Activity: What lines of the data below hold the string "server"? Copy each one out.

Dataset rows describing interfaces:
▼
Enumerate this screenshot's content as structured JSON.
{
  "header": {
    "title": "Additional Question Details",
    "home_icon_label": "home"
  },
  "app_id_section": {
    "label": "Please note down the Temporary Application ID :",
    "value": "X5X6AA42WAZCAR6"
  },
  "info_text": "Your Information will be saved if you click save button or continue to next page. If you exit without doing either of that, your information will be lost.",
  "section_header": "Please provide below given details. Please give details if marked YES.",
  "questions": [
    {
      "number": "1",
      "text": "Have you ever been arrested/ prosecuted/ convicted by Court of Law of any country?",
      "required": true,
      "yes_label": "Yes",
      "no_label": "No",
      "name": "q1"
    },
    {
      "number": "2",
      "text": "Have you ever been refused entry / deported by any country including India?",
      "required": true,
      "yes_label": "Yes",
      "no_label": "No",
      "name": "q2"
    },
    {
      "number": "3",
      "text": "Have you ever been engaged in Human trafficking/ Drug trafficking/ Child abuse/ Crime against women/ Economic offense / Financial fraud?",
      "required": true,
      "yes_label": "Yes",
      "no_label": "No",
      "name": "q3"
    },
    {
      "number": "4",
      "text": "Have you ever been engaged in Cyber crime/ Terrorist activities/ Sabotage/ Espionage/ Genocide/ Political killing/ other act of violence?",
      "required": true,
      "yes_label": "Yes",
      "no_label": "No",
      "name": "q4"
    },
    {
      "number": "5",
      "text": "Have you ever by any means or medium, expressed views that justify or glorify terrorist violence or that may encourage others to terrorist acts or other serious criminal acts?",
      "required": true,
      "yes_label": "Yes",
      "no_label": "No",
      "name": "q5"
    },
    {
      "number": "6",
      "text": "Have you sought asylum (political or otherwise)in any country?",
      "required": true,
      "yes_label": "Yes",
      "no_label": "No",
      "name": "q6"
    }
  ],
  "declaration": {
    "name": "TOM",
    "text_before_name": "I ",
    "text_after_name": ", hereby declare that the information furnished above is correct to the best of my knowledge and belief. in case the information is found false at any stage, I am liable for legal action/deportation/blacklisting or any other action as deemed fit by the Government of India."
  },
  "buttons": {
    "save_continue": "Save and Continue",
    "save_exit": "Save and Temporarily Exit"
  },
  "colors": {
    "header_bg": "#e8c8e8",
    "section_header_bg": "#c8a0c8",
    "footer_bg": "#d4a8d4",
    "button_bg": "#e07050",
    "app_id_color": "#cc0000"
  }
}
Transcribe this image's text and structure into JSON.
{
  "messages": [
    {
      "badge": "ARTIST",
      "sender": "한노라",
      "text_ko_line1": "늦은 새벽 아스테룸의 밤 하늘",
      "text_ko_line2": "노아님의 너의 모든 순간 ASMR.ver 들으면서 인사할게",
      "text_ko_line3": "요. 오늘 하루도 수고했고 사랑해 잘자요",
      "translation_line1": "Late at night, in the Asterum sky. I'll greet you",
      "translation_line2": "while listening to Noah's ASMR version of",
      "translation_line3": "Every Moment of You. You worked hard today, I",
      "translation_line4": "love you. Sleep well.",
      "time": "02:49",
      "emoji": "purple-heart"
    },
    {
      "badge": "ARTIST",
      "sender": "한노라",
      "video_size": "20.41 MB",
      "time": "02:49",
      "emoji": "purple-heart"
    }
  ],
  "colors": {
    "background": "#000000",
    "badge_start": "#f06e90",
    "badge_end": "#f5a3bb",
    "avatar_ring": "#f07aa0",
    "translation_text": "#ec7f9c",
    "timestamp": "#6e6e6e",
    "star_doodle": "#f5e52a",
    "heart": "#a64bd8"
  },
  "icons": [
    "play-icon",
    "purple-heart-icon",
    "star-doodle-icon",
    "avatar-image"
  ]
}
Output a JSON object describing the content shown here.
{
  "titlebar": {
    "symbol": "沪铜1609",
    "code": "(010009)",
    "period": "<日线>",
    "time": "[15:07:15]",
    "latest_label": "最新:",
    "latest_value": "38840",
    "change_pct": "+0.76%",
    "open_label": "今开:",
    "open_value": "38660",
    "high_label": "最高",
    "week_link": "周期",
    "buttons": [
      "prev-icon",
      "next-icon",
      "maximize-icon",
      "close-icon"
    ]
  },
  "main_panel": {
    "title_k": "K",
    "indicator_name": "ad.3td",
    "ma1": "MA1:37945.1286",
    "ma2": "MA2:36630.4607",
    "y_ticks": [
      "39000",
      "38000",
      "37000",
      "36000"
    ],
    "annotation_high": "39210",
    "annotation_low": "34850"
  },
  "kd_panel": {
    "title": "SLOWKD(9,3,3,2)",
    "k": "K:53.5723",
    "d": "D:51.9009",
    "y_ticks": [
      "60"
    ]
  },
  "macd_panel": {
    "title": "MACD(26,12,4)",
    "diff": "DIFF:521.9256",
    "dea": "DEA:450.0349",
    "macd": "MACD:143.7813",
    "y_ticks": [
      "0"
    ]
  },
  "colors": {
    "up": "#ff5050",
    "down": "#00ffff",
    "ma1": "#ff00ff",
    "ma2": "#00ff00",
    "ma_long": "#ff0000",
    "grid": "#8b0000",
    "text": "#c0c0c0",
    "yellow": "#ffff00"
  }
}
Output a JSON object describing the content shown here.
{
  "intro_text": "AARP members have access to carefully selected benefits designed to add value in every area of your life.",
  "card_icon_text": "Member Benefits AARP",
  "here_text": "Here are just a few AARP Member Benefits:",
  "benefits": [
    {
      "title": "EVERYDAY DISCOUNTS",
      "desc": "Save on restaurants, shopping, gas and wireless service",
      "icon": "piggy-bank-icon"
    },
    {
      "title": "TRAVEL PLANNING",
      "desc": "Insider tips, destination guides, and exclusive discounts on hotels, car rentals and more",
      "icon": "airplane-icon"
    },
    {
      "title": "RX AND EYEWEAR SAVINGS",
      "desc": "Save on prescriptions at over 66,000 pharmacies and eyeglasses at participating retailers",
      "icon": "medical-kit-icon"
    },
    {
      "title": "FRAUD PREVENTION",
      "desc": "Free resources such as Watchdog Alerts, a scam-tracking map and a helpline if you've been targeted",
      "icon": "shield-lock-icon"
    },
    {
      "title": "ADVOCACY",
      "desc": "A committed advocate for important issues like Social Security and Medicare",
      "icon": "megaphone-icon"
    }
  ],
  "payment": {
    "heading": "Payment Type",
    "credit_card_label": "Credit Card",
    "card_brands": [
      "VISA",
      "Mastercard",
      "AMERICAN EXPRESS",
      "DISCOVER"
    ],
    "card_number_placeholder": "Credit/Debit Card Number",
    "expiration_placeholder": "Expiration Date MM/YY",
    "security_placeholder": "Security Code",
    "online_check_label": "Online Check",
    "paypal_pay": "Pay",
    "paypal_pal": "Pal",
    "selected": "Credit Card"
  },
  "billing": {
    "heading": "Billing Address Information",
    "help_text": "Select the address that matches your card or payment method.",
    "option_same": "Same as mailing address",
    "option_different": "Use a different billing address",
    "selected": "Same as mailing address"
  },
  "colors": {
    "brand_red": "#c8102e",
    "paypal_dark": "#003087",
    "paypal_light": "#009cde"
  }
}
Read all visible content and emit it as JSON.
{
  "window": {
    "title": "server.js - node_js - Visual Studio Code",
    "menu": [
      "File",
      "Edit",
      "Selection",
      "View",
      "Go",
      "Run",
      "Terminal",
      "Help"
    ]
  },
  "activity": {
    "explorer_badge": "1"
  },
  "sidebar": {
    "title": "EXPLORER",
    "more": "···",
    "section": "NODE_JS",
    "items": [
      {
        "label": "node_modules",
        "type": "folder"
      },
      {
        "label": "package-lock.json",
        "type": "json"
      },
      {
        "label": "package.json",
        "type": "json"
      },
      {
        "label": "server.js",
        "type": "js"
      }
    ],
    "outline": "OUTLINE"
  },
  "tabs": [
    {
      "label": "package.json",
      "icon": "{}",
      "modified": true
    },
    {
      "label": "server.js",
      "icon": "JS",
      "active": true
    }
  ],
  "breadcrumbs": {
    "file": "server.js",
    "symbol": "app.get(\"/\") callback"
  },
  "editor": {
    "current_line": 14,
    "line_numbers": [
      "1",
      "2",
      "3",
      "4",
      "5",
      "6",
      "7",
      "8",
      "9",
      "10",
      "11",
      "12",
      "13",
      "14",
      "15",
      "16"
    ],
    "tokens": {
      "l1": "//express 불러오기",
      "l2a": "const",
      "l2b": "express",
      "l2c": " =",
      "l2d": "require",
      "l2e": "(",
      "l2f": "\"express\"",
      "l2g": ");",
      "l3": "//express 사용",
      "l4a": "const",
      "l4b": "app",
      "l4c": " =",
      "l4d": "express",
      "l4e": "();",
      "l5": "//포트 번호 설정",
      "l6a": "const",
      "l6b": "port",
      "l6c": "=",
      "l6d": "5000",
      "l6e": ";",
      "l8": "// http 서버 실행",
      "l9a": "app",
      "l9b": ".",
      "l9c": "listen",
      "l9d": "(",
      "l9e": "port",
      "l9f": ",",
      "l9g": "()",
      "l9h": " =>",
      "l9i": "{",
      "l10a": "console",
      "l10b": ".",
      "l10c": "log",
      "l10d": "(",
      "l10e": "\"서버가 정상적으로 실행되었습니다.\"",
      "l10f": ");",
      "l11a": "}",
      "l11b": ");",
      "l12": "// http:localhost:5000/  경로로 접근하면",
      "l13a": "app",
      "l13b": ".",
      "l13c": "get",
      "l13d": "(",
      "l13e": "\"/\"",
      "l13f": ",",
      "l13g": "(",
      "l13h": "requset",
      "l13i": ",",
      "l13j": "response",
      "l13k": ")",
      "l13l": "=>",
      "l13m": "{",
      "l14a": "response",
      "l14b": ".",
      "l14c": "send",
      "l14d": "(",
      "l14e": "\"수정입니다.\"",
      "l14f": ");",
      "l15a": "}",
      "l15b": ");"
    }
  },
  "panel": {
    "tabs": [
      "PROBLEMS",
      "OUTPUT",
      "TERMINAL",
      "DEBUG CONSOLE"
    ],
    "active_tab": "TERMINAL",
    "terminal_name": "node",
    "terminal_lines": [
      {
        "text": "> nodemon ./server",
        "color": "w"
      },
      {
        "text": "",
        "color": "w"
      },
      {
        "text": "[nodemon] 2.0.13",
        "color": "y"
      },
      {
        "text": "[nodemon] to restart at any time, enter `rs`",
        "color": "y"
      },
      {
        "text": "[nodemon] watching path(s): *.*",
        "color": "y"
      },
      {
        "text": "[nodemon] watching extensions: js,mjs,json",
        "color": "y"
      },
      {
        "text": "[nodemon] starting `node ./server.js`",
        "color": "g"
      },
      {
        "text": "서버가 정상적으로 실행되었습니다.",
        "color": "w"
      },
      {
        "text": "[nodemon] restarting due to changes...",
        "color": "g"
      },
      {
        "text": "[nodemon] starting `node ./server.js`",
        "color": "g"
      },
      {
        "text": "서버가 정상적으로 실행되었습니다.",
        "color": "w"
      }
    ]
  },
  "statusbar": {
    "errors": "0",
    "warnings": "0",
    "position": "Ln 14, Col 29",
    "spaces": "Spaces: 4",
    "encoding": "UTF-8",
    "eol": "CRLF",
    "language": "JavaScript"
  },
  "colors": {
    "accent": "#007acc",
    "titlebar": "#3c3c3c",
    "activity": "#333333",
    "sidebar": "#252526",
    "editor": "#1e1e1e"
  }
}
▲
Exercise answer:
    "title": "server.js - node_js - Visual Studio Code",
        "label": "server.js",
      "label": "server.js",
    "file": "server.js",
        "text": "> nodemon ./server",
        "text": "[nodemon] starting `node ./server.js`",
        "text": "[nodemon] starting `node ./server.js`",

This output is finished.